─── Material to process
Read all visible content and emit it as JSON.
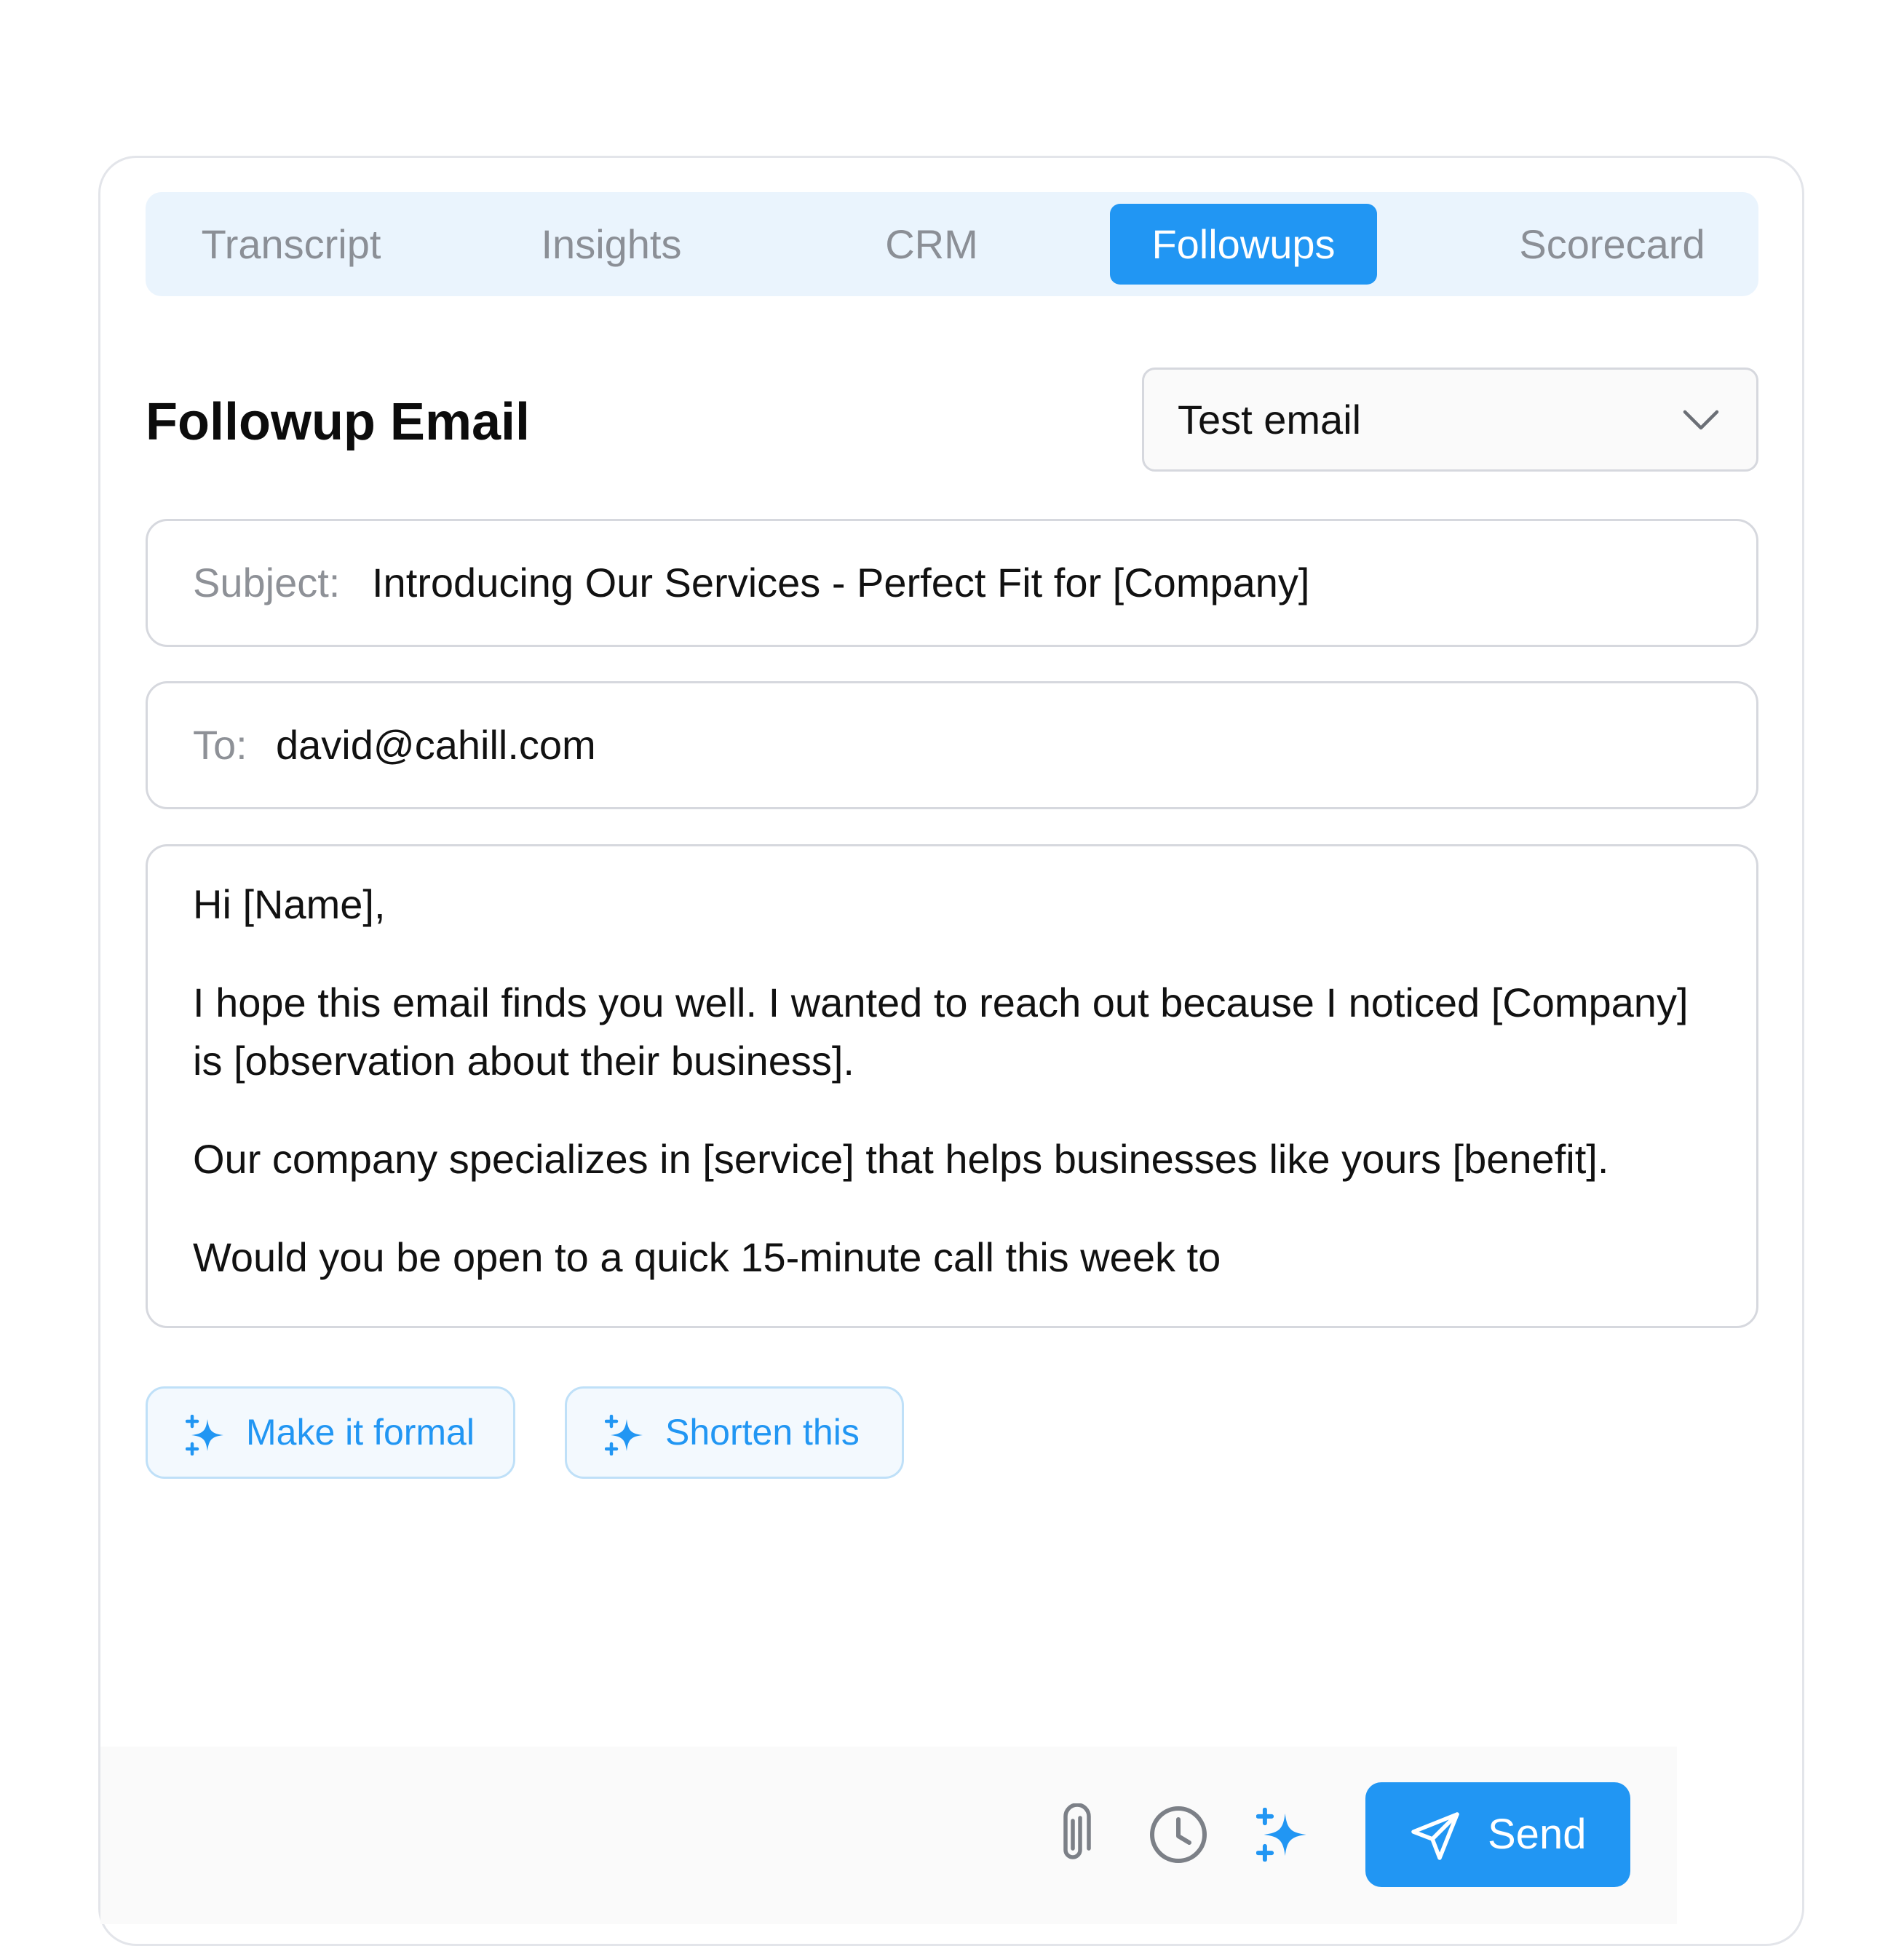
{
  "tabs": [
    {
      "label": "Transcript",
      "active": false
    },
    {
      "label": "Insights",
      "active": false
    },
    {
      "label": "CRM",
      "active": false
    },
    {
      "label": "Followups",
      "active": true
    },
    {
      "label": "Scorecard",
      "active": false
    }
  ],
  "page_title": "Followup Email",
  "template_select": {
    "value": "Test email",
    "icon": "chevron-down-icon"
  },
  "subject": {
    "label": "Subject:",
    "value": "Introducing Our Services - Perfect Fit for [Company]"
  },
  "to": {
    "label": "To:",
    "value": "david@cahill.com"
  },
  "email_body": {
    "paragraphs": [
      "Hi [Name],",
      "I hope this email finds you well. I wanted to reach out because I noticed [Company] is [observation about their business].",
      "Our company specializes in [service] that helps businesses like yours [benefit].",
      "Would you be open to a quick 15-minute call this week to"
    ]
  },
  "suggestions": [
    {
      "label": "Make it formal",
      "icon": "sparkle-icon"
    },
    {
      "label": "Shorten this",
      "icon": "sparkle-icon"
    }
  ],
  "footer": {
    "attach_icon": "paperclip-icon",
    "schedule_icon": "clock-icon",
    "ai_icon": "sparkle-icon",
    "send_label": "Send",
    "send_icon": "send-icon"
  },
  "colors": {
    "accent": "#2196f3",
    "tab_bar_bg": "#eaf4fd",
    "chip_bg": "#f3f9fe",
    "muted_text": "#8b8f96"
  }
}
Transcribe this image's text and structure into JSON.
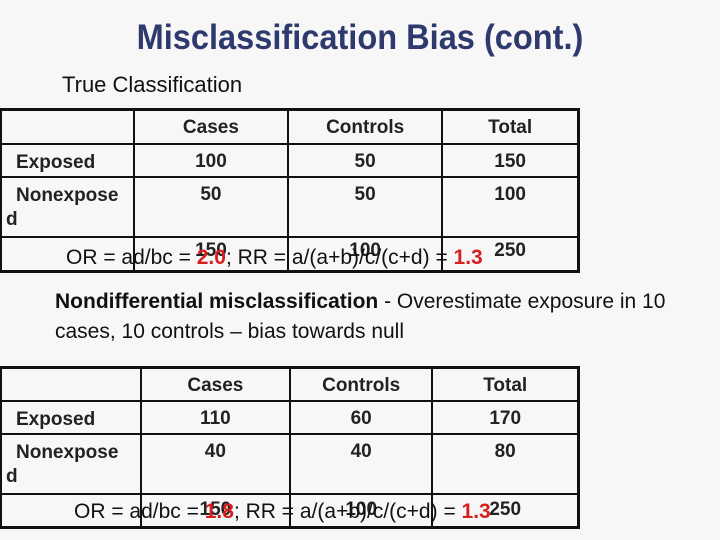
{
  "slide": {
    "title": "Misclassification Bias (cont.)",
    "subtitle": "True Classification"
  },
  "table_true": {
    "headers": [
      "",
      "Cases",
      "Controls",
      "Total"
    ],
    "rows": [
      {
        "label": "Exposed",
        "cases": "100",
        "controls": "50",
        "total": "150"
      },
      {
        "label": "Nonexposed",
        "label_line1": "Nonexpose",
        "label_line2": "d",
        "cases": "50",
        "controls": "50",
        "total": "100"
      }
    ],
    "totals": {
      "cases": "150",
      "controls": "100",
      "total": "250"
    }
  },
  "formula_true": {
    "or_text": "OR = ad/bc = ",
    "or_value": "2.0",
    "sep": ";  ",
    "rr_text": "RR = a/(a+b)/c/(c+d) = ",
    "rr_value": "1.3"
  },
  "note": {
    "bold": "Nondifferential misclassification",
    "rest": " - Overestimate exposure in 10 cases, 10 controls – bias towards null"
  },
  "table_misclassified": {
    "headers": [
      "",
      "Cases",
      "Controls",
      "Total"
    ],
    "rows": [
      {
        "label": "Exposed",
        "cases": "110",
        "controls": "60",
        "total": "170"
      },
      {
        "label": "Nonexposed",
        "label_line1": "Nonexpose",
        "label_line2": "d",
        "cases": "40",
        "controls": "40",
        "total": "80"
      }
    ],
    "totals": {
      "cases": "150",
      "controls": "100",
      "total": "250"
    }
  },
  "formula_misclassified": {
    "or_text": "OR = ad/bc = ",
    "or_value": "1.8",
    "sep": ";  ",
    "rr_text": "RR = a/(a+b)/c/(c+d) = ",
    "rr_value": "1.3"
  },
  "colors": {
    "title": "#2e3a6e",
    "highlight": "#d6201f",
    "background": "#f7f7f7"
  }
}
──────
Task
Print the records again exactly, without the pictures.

Answer to this task
Read all visible content and emit it as JSON.
{
  "tabs": [
    {
      "label": "Transcript",
      "active": false
    },
    {
      "label": "Insights",
      "active": false
    },
    {
      "label": "CRM",
      "active": false
    },
    {
      "label": "Followups",
      "active": true
    },
    {
      "label": "Scorecard",
      "active": false
    }
  ],
  "page_title": "Followup Email",
  "template_select": {
    "value": "Test email",
    "icon": "chevron-down-icon"
  },
  "subject": {
    "label": "Subject:",
    "value": "Introducing Our Services - Perfect Fit for [Company]"
  },
  "to": {
    "label": "To:",
    "value": "david@cahill.com"
  },
  "email_body": {
    "paragraphs": [
      "Hi [Name],",
      "I hope this email finds you well. I wanted to reach out because I noticed [Company] is [observation about their business].",
      "Our company specializes in [service] that helps businesses like yours [benefit].",
      "Would you be open to a quick 15-minute call this week to"
    ]
  },
  "suggestions": [
    {
      "label": "Make it formal",
      "icon": "sparkle-icon"
    },
    {
      "label": "Shorten this",
      "icon": "sparkle-icon"
    }
  ],
  "footer": {
    "attach_icon": "paperclip-icon",
    "schedule_icon": "clock-icon",
    "ai_icon": "sparkle-icon",
    "send_label": "Send",
    "send_icon": "send-icon"
  },
  "colors": {
    "accent": "#2196f3",
    "tab_bar_bg": "#eaf4fd",
    "chip_bg": "#f3f9fe",
    "muted_text": "#8b8f96"
  }
}
Transcribe this image's text and structure into JSON.
{
  "slide": {
    "title": "Misclassification Bias (cont.)",
    "subtitle": "True Classification"
  },
  "table_true": {
    "headers": [
      "",
      "Cases",
      "Controls",
      "Total"
    ],
    "rows": [
      {
        "label": "Exposed",
        "cases": "100",
        "controls": "50",
        "total": "150"
      },
      {
        "label": "Nonexposed",
        "label_line1": "Nonexpose",
        "label_line2": "d",
        "cases": "50",
        "controls": "50",
        "total": "100"
      }
    ],
    "totals": {
      "cases": "150",
      "controls": "100",
      "total": "250"
    }
  },
  "formula_true": {
    "or_text": "OR = ad/bc = ",
    "or_value": "2.0",
    "sep": ";  ",
    "rr_text": "RR = a/(a+b)/c/(c+d) = ",
    "rr_value": "1.3"
  },
  "note": {
    "bold": "Nondifferential misclassification",
    "rest": " - Overestimate exposure in 10 cases, 10 controls – bias towards null"
  },
  "table_misclassified": {
    "headers": [
      "",
      "Cases",
      "Controls",
      "Total"
    ],
    "rows": [
      {
        "label": "Exposed",
        "cases": "110",
        "controls": "60",
        "total": "170"
      },
      {
        "label": "Nonexposed",
        "label_line1": "Nonexpose",
        "label_line2": "d",
        "cases": "40",
        "controls": "40",
        "total": "80"
      }
    ],
    "totals": {
      "cases": "150",
      "controls": "100",
      "total": "250"
    }
  },
  "formula_misclassified": {
    "or_text": "OR = ad/bc = ",
    "or_value": "1.8",
    "sep": ";  ",
    "rr_text": "RR = a/(a+b)/c/(c+d) = ",
    "rr_value": "1.3"
  },
  "colors": {
    "title": "#2e3a6e",
    "highlight": "#d6201f",
    "background": "#f7f7f7"
  }
}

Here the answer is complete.